▶ TASK TO CARRY OUT:
A verbatim copy of all the data is required, minus any images.

▶ DATASET EXCERPTS:
···

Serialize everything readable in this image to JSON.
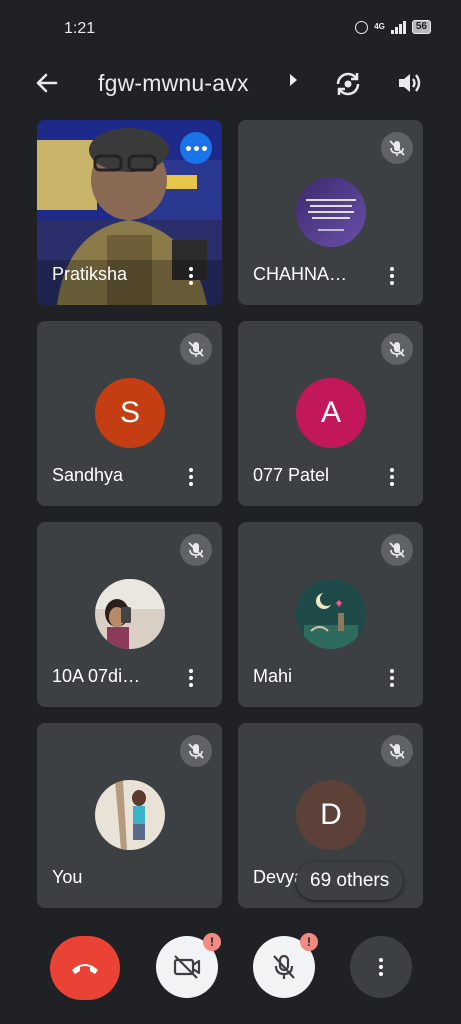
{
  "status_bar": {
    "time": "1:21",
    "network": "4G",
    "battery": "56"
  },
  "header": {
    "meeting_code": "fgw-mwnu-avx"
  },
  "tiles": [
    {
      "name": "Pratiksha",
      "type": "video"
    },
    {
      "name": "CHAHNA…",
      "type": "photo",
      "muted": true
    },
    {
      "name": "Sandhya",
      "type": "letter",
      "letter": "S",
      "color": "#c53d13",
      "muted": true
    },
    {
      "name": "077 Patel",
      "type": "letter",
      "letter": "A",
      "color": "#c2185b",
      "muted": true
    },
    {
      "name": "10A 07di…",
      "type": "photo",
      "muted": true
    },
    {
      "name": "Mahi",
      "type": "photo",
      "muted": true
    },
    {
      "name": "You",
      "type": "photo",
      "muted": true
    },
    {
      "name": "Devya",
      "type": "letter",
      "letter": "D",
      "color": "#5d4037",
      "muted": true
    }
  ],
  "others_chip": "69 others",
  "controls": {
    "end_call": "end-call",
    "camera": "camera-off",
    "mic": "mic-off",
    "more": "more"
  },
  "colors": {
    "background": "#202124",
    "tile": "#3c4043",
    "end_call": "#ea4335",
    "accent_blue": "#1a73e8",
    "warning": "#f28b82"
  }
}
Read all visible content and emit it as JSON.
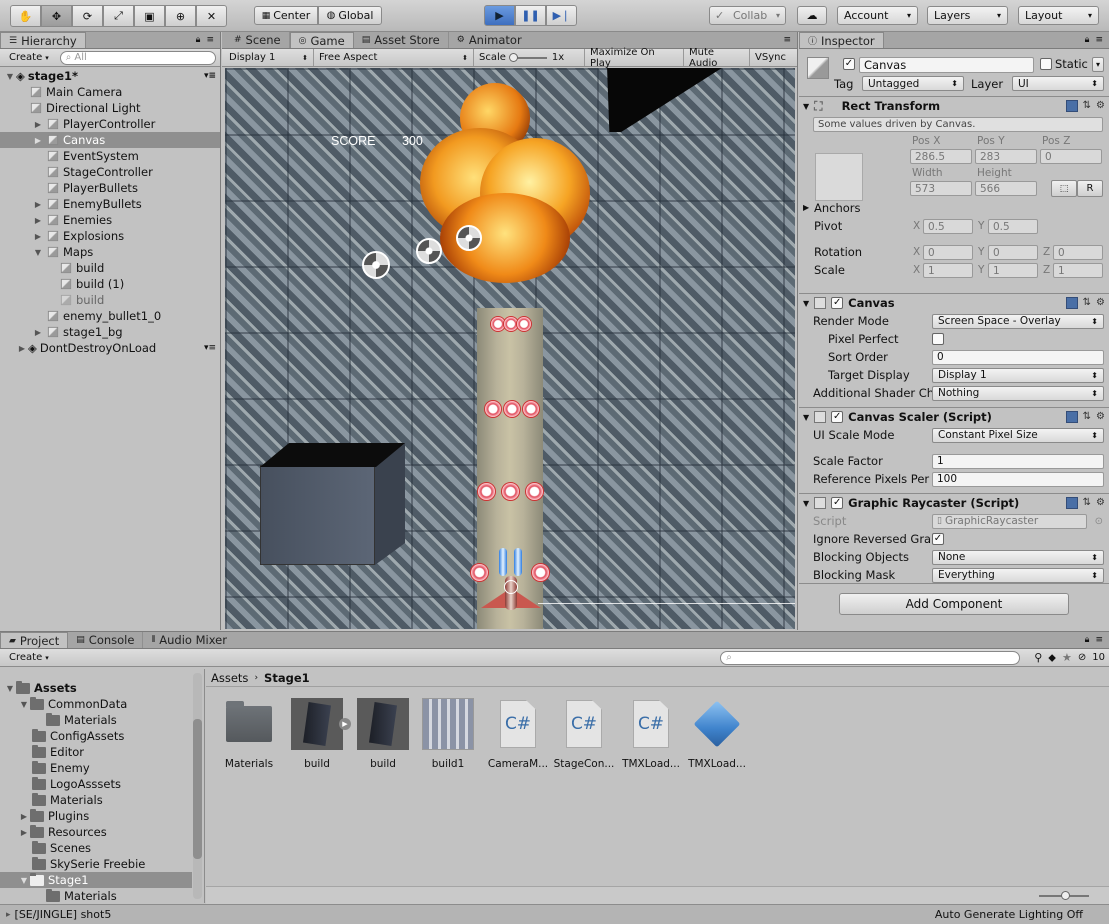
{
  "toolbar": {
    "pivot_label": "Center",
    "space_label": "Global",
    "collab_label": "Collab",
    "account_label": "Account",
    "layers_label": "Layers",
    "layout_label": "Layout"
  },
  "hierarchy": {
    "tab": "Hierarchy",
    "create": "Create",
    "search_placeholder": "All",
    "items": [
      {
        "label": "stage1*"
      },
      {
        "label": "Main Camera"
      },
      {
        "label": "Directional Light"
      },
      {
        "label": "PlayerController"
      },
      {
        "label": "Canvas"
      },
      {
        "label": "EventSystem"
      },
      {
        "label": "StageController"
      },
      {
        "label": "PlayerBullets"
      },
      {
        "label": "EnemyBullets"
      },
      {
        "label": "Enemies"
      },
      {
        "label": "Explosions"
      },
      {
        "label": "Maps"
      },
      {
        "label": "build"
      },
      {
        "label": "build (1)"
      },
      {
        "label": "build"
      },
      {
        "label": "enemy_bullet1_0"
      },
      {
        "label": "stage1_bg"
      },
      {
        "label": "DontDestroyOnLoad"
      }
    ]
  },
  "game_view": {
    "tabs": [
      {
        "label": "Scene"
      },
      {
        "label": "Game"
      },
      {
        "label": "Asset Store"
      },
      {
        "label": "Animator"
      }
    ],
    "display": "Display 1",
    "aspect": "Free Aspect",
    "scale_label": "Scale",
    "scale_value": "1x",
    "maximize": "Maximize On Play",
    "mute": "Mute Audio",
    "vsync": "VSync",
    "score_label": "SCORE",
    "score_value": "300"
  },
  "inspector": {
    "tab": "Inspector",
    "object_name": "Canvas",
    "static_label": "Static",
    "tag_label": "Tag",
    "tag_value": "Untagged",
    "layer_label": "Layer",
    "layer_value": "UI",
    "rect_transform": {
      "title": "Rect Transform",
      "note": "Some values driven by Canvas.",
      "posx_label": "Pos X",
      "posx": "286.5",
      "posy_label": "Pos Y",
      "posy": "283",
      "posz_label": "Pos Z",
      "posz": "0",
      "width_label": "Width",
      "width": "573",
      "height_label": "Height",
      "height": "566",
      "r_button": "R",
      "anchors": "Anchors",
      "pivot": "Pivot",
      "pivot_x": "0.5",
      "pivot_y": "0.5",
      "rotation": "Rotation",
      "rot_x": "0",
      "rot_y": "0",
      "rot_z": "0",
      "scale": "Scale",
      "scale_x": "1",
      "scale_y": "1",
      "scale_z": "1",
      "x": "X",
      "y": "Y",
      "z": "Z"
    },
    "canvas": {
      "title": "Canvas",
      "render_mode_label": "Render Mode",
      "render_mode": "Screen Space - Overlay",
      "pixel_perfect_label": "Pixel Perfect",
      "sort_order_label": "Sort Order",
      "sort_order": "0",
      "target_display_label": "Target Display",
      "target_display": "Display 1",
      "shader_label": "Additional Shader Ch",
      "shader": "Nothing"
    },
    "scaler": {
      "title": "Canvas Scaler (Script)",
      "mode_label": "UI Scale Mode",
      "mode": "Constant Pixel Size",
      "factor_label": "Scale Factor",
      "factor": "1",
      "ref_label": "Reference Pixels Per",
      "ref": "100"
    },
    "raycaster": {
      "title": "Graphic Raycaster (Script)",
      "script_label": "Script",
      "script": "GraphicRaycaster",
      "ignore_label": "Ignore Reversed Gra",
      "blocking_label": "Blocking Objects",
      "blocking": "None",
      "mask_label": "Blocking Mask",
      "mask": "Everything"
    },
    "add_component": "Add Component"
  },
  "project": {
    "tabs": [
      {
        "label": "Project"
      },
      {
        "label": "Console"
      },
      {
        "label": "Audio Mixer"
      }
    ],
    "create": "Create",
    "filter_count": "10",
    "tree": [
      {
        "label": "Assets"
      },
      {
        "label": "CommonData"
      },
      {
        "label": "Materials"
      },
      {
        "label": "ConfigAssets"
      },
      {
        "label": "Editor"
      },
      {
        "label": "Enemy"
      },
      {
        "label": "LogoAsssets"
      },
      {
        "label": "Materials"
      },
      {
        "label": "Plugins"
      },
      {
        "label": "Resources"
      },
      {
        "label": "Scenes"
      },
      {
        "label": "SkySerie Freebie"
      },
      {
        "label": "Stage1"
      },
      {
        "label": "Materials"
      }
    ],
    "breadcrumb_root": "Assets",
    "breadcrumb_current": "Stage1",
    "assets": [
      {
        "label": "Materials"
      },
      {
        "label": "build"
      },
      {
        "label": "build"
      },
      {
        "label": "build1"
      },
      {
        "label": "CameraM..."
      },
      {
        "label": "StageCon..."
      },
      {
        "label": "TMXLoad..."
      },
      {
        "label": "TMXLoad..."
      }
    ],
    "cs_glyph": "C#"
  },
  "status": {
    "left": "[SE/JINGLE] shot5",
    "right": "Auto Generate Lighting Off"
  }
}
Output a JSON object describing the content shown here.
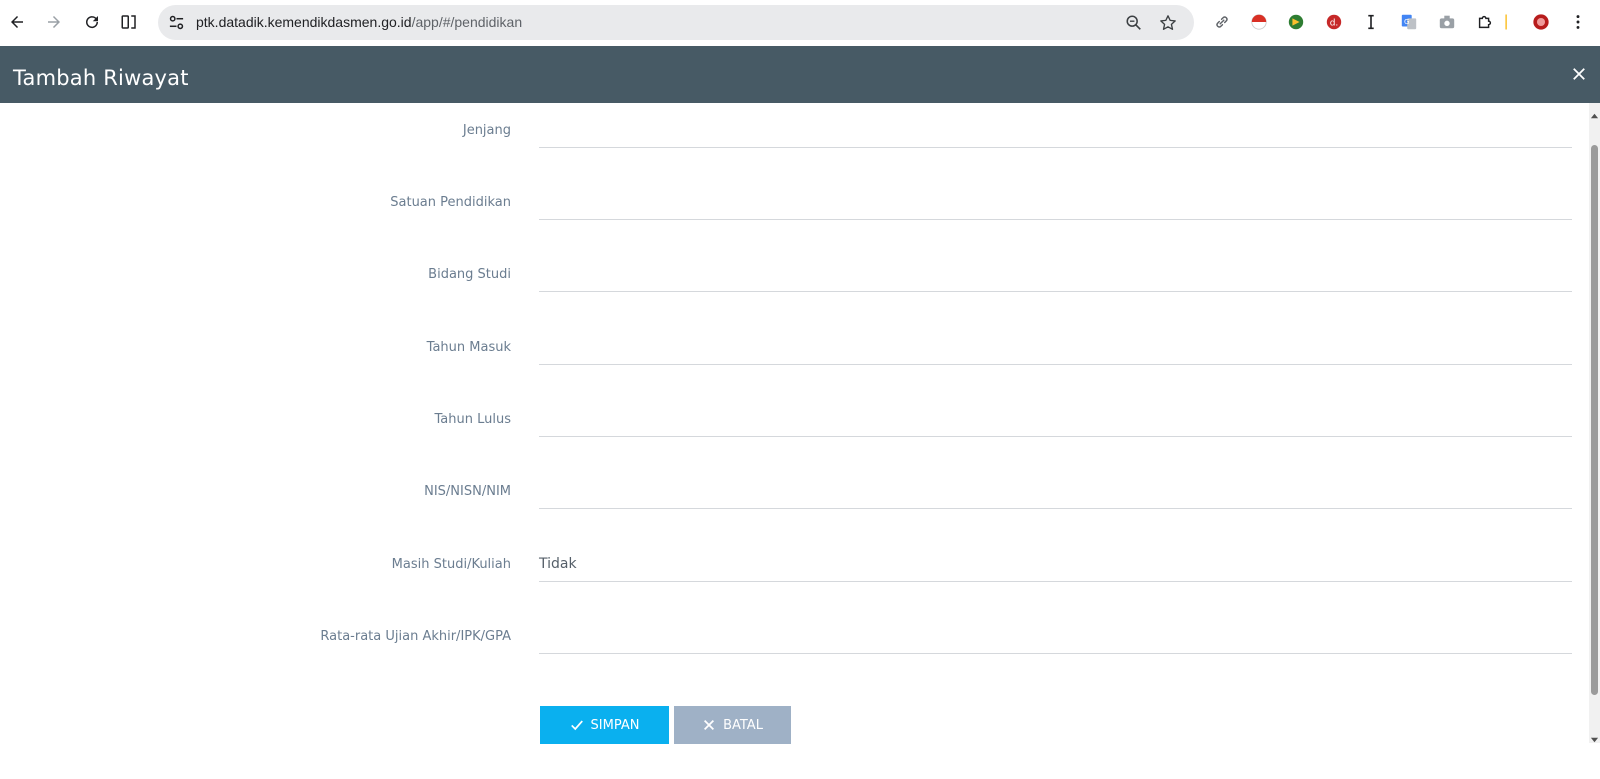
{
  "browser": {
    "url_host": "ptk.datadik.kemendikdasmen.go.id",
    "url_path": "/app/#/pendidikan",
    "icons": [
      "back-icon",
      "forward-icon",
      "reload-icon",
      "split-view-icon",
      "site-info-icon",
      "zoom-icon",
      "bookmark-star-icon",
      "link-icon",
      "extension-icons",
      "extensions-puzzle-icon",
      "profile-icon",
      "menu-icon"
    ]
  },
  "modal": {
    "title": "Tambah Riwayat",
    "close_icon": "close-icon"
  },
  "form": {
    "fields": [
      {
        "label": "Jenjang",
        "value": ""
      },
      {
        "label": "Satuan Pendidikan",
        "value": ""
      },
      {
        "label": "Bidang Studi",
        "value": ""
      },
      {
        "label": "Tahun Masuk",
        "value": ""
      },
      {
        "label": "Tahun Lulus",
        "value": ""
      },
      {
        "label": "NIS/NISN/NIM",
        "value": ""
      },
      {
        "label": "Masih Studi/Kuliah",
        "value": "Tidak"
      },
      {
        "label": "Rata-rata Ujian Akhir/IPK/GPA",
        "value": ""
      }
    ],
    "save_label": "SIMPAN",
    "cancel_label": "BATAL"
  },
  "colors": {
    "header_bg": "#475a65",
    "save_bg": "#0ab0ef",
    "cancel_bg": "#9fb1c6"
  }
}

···

▶ ANSWER BOX:
Serialize everything readable in this image to JSON.
{
  "status_bar": {
    "time": "1:21",
    "network": "4G",
    "battery": "56"
  },
  "header": {
    "meeting_code": "fgw-mwnu-avx"
  },
  "tiles": [
    {
      "name": "Pratiksha",
      "type": "video"
    },
    {
      "name": "CHAHNA…",
      "type": "photo",
      "muted": true
    },
    {
      "name": "Sandhya",
      "type": "letter",
      "letter": "S",
      "color": "#c53d13",
      "muted": true
    },
    {
      "name": "077 Patel",
      "type": "letter",
      "letter": "A",
      "color": "#c2185b",
      "muted": true
    },
    {
      "name": "10A 07di…",
      "type": "photo",
      "muted": true
    },
    {
      "name": "Mahi",
      "type": "photo",
      "muted": true
    },
    {
      "name": "You",
      "type": "photo",
      "muted": true
    },
    {
      "name": "Devya",
      "type": "letter",
      "letter": "D",
      "color": "#5d4037",
      "muted": true
    }
  ],
  "others_chip": "69 others",
  "controls": {
    "end_call": "end-call",
    "camera": "camera-off",
    "mic": "mic-off",
    "more": "more"
  },
  "colors": {
    "background": "#202124",
    "tile": "#3c4043",
    "end_call": "#ea4335",
    "accent_blue": "#1a73e8",
    "warning": "#f28b82"
  }
}
Read all visible content and emit it as JSON.
{
  "toolbar": {
    "pivot_label": "Center",
    "space_label": "Global",
    "collab_label": "Collab",
    "account_label": "Account",
    "layers_label": "Layers",
    "layout_label": "Layout"
  },
  "hierarchy": {
    "tab": "Hierarchy",
    "create": "Create",
    "search_placeholder": "All",
    "items": [
      {
        "label": "stage1*"
      },
      {
        "label": "Main Camera"
      },
      {
        "label": "Directional Light"
      },
      {
        "label": "PlayerController"
      },
      {
        "label": "Canvas"
      },
      {
        "label": "EventSystem"
      },
      {
        "label": "StageController"
      },
      {
        "label": "PlayerBullets"
      },
      {
        "label": "EnemyBullets"
      },
      {
        "label": "Enemies"
      },
      {
        "label": "Explosions"
      },
      {
        "label": "Maps"
      },
      {
        "label": "build"
      },
      {
        "label": "build (1)"
      },
      {
        "label": "build"
      },
      {
        "label": "enemy_bullet1_0"
      },
      {
        "label": "stage1_bg"
      },
      {
        "label": "DontDestroyOnLoad"
      }
    ]
  },
  "game_view": {
    "tabs": [
      {
        "label": "Scene"
      },
      {
        "label": "Game"
      },
      {
        "label": "Asset Store"
      },
      {
        "label": "Animator"
      }
    ],
    "display": "Display 1",
    "aspect": "Free Aspect",
    "scale_label": "Scale",
    "scale_value": "1x",
    "maximize": "Maximize On Play",
    "mute": "Mute Audio",
    "vsync": "VSync",
    "score_label": "SCORE",
    "score_value": "300"
  },
  "inspector": {
    "tab": "Inspector",
    "object_name": "Canvas",
    "static_label": "Static",
    "tag_label": "Tag",
    "tag_value": "Untagged",
    "layer_label": "Layer",
    "layer_value": "UI",
    "rect_transform": {
      "title": "Rect Transform",
      "note": "Some values driven by Canvas.",
      "posx_label": "Pos X",
      "posx": "286.5",
      "posy_label": "Pos Y",
      "posy": "283",
      "posz_label": "Pos Z",
      "posz": "0",
      "width_label": "Width",
      "width": "573",
      "height_label": "Height",
      "height": "566",
      "r_button": "R",
      "anchors": "Anchors",
      "pivot": "Pivot",
      "pivot_x": "0.5",
      "pivot_y": "0.5",
      "rotation": "Rotation",
      "rot_x": "0",
      "rot_y": "0",
      "rot_z": "0",
      "scale": "Scale",
      "scale_x": "1",
      "scale_y": "1",
      "scale_z": "1",
      "x": "X",
      "y": "Y",
      "z": "Z"
    },
    "canvas": {
      "title": "Canvas",
      "render_mode_label": "Render Mode",
      "render_mode": "Screen Space - Overlay",
      "pixel_perfect_label": "Pixel Perfect",
      "sort_order_label": "Sort Order",
      "sort_order": "0",
      "target_display_label": "Target Display",
      "target_display": "Display 1",
      "shader_label": "Additional Shader Ch",
      "shader": "Nothing"
    },
    "scaler": {
      "title": "Canvas Scaler (Script)",
      "mode_label": "UI Scale Mode",
      "mode": "Constant Pixel Size",
      "factor_label": "Scale Factor",
      "factor": "1",
      "ref_label": "Reference Pixels Per",
      "ref": "100"
    },
    "raycaster": {
      "title": "Graphic Raycaster (Script)",
      "script_label": "Script",
      "script": "GraphicRaycaster",
      "ignore_label": "Ignore Reversed Gra",
      "blocking_label": "Blocking Objects",
      "blocking": "None",
      "mask_label": "Blocking Mask",
      "mask": "Everything"
    },
    "add_component": "Add Component"
  },
  "project": {
    "tabs": [
      {
        "label": "Project"
      },
      {
        "label": "Console"
      },
      {
        "label": "Audio Mixer"
      }
    ],
    "create": "Create",
    "filter_count": "10",
    "tree": [
      {
        "label": "Assets"
      },
      {
        "label": "CommonData"
      },
      {
        "label": "Materials"
      },
      {
        "label": "ConfigAssets"
      },
      {
        "label": "Editor"
      },
      {
        "label": "Enemy"
      },
      {
        "label": "LogoAsssets"
      },
      {
        "label": "Materials"
      },
      {
        "label": "Plugins"
      },
      {
        "label": "Resources"
      },
      {
        "label": "Scenes"
      },
      {
        "label": "SkySerie Freebie"
      },
      {
        "label": "Stage1"
      },
      {
        "label": "Materials"
      }
    ],
    "breadcrumb_root": "Assets",
    "breadcrumb_current": "Stage1",
    "assets": [
      {
        "label": "Materials"
      },
      {
        "label": "build"
      },
      {
        "label": "build"
      },
      {
        "label": "build1"
      },
      {
        "label": "CameraM..."
      },
      {
        "label": "StageCon..."
      },
      {
        "label": "TMXLoad..."
      },
      {
        "label": "TMXLoad..."
      }
    ],
    "cs_glyph": "C#"
  },
  "status": {
    "left": "[SE/JINGLE] shot5",
    "right": "Auto Generate Lighting Off"
  }
}
Output a JSON object describing the content shown here.
{
  "browser": {
    "url_host": "ptk.datadik.kemendikdasmen.go.id",
    "url_path": "/app/#/pendidikan",
    "icons": [
      "back-icon",
      "forward-icon",
      "reload-icon",
      "split-view-icon",
      "site-info-icon",
      "zoom-icon",
      "bookmark-star-icon",
      "link-icon",
      "extension-icons",
      "extensions-puzzle-icon",
      "profile-icon",
      "menu-icon"
    ]
  },
  "modal": {
    "title": "Tambah Riwayat",
    "close_icon": "close-icon"
  },
  "form": {
    "fields": [
      {
        "label": "Jenjang",
        "value": ""
      },
      {
        "label": "Satuan Pendidikan",
        "value": ""
      },
      {
        "label": "Bidang Studi",
        "value": ""
      },
      {
        "label": "Tahun Masuk",
        "value": ""
      },
      {
        "label": "Tahun Lulus",
        "value": ""
      },
      {
        "label": "NIS/NISN/NIM",
        "value": ""
      },
      {
        "label": "Masih Studi/Kuliah",
        "value": "Tidak"
      },
      {
        "label": "Rata-rata Ujian Akhir/IPK/GPA",
        "value": ""
      }
    ],
    "save_label": "SIMPAN",
    "cancel_label": "BATAL"
  },
  "colors": {
    "header_bg": "#475a65",
    "save_bg": "#0ab0ef",
    "cancel_bg": "#9fb1c6"
  }
}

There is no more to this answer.